Date of Award
Master of Engineering Science
Dr Wankei Wan
Dr Derek Boughner

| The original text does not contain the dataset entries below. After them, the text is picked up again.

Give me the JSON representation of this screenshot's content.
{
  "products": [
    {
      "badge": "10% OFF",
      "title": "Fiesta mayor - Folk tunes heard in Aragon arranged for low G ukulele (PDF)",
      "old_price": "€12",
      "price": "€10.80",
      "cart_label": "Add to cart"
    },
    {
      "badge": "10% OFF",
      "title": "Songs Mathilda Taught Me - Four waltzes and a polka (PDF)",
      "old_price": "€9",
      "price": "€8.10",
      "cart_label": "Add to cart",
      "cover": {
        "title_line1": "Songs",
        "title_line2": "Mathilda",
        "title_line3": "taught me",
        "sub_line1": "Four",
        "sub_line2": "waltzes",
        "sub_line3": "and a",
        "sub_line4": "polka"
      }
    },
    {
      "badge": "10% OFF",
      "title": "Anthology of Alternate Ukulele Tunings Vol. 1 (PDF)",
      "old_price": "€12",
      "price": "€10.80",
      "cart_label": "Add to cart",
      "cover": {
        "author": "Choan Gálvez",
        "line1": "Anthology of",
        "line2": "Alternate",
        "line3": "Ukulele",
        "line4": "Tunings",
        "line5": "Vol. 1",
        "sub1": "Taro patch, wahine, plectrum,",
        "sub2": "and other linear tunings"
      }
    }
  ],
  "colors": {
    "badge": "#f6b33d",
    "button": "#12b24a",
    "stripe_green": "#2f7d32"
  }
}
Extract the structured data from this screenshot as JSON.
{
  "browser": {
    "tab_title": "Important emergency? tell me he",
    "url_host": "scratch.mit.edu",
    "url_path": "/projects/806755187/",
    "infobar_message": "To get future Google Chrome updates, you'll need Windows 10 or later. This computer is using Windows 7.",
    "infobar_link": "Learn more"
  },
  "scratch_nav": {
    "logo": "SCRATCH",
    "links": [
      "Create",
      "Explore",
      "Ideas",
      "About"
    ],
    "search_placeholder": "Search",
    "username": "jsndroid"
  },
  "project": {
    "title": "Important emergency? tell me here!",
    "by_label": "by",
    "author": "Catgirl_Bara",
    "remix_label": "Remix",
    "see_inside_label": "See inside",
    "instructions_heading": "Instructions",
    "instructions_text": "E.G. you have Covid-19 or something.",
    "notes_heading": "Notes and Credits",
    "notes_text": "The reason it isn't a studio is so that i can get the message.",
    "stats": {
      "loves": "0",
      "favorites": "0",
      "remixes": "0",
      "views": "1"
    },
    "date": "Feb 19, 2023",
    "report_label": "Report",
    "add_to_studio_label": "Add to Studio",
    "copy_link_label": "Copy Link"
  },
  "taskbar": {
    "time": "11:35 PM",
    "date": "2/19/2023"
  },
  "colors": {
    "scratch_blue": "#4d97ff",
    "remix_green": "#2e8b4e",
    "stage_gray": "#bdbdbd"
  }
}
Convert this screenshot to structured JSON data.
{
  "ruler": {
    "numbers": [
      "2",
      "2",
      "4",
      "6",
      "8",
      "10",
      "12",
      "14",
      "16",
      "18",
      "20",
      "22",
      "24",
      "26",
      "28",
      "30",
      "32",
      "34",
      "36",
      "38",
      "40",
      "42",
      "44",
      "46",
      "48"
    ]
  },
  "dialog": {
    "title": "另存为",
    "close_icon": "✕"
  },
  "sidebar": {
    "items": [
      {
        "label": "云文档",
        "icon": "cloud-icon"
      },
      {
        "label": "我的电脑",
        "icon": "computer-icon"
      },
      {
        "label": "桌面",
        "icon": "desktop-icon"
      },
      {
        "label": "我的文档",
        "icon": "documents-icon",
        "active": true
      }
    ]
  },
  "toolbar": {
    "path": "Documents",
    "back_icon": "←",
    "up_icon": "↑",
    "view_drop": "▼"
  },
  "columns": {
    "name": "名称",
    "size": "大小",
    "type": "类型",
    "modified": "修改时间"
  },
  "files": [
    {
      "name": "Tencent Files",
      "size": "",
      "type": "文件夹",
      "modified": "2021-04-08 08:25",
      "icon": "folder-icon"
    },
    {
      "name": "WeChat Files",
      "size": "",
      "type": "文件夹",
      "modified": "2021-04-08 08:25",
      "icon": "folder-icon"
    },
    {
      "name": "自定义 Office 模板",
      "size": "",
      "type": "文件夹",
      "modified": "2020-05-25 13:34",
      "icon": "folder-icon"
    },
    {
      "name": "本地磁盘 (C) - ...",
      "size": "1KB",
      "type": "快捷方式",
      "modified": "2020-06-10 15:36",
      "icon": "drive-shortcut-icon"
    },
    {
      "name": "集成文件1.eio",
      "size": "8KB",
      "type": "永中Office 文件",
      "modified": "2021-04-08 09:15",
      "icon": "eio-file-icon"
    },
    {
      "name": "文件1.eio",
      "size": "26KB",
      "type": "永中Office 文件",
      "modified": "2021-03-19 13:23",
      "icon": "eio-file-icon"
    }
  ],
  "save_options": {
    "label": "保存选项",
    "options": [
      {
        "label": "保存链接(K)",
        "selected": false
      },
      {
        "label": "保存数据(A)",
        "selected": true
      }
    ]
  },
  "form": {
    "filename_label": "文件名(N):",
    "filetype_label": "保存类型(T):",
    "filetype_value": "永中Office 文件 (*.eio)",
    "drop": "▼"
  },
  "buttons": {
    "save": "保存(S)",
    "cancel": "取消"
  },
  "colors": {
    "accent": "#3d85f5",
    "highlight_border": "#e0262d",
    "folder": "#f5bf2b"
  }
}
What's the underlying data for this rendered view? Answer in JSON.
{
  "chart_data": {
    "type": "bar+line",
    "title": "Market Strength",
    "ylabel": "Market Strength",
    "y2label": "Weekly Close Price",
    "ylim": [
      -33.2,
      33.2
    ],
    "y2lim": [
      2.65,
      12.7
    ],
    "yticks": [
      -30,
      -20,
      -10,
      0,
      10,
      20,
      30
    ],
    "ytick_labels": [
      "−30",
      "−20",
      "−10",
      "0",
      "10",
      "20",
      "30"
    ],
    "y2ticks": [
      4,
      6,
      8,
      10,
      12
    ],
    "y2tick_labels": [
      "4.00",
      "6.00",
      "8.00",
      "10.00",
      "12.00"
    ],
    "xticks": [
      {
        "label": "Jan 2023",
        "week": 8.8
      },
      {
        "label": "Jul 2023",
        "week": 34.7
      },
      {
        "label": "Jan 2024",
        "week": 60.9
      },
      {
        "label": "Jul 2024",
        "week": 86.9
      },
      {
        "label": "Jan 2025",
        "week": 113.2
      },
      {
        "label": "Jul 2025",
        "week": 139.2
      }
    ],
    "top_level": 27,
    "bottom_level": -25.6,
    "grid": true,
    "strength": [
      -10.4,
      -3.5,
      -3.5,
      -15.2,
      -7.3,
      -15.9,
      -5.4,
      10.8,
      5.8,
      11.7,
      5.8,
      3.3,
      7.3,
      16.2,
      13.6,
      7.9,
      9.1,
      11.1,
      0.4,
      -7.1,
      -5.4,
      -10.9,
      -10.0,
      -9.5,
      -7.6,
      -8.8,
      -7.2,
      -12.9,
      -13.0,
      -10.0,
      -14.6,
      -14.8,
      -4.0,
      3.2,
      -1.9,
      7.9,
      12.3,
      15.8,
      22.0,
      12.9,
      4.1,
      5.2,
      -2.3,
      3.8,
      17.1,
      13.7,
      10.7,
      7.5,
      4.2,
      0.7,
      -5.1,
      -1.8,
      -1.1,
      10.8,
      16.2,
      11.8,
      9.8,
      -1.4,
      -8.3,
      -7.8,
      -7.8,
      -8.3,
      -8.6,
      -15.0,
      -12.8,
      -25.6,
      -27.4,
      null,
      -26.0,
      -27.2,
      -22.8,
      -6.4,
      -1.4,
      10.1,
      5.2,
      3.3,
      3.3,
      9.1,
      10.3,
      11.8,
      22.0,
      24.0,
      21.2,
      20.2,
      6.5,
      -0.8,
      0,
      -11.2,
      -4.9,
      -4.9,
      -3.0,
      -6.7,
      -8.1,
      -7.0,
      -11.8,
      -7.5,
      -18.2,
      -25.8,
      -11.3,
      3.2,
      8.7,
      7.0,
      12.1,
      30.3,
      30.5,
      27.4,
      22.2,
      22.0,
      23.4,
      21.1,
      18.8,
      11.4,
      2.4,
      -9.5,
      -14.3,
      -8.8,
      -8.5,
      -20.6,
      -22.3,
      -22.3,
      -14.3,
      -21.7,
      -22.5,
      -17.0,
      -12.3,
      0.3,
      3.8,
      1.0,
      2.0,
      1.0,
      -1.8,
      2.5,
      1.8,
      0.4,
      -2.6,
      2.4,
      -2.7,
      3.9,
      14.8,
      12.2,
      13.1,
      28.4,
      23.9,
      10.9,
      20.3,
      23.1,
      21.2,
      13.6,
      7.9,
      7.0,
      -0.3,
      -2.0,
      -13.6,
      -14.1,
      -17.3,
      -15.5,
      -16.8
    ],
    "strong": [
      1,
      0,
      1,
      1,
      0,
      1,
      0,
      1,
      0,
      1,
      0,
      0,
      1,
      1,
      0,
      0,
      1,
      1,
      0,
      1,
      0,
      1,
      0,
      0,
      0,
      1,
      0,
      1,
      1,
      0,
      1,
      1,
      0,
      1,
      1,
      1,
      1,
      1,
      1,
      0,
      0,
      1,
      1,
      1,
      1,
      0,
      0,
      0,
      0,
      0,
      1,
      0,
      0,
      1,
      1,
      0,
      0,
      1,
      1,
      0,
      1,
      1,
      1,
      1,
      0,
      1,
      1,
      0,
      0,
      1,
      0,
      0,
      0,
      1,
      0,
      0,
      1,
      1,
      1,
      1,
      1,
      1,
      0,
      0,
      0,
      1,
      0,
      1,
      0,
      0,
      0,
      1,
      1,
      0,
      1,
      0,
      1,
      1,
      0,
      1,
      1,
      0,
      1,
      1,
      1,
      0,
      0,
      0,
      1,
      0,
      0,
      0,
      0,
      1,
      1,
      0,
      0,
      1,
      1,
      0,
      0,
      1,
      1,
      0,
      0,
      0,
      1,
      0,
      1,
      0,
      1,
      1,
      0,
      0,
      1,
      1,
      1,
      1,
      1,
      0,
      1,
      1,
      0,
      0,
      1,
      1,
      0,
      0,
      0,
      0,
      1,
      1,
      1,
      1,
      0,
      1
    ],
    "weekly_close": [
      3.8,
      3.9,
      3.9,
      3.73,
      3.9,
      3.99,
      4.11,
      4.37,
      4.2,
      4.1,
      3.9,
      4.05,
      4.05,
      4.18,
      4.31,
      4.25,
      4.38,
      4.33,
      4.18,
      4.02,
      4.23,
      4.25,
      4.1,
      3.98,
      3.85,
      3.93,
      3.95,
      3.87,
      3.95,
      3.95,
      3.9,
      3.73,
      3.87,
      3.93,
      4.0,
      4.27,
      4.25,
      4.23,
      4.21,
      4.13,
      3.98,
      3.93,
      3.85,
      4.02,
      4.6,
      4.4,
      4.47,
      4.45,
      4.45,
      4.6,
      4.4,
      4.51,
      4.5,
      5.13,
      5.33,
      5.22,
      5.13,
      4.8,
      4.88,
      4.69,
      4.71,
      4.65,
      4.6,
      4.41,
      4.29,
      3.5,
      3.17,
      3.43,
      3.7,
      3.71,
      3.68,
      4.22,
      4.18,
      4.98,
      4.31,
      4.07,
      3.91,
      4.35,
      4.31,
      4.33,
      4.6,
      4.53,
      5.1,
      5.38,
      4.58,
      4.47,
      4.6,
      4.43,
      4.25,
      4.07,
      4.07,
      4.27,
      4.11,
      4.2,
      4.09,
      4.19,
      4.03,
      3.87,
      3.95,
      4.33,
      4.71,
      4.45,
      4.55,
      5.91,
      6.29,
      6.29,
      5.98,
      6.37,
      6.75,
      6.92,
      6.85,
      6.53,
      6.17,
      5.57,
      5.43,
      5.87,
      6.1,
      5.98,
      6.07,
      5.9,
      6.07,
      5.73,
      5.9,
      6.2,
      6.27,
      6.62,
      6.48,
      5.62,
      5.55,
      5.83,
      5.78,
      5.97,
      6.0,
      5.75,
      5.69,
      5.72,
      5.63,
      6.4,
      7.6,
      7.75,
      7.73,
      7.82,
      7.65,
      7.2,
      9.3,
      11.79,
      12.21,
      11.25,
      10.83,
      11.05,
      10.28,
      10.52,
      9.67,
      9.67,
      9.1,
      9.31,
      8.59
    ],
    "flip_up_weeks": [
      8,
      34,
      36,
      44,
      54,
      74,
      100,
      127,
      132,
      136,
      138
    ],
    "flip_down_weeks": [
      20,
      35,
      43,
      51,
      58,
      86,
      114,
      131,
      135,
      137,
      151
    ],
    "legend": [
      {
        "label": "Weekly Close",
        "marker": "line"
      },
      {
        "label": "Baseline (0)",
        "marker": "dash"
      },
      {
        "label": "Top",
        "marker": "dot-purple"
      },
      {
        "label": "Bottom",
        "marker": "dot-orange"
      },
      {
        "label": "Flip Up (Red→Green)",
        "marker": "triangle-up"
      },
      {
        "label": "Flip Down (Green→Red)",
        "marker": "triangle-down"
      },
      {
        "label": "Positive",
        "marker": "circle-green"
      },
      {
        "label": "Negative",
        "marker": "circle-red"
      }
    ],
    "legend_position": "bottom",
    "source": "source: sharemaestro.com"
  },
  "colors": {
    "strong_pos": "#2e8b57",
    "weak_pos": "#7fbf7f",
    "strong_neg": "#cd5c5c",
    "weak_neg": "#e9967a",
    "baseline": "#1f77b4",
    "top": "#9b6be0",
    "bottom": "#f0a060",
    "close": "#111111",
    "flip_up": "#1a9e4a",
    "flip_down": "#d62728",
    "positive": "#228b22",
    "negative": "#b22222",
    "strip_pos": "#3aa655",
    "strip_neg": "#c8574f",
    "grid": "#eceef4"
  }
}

The aortic heart valve regulates blood flow as it exits the heart and enters the body; when this valve malfunctions it creates serious health problems. While current valve replacement options are satisfactory, the ultimate goal is to create a living valve replacement that can self repair, regenerate and remodel as the patient grows. An approach is via tissue engineering, which uses principles from engineering and cell biology to create functional tissue substitutes for in vivo replacement. This study aims at fabricating nanofibrillar scaffolds by coaxial electrospinning for the treatment of valvular disease. Many electrospun biopolymers promote cell adhesion, but lack the necessary signals that encourage cell proliferation and migration. The objectives of this work are to create a bioactive scaffold by encapsulating therapeutic proteins within a polymer shell and to analyze the protein release kinetics. By incorporating growth factors into the nanofibres, controlled release within the scaffold may be achieved and biochemical cues for tissue regeneration can be signaled. Samples were analyzed using scanning electron microscopy, transmission electron microscopy and laser scanning confocal microscopy. Core-shell nanofibres composed of poly(caprolactone) (PCL) and encapsulated bovine serum albumin (BSA) were successfully prepared and had an average diameter of diameter of 1069 ± 388 nm. Electrospun PCL-BSA scaffold containing 62.7 ± 5.7 pg of BSA were able to release 35.33 ± 2.23 % of the theoretical loaded protein over 10 days. Furthermore, a method for isolating and purifying type I collagen from rat tails was developed and solid collagen fibres were prepared with an average diameter of 256 ± 48 nm. Core-shell nanofibres composed of type I collagen and encapsulated BSA with average inner and outer fibre diameters of 87 ± 33 nm and 204 ±73 nm, respectively.
Lee, Erica E.M., "Core-Shell Nanofibres for Heart Valve Leaflet Tissue Engineering" (2011). Digitized Theses. 3634.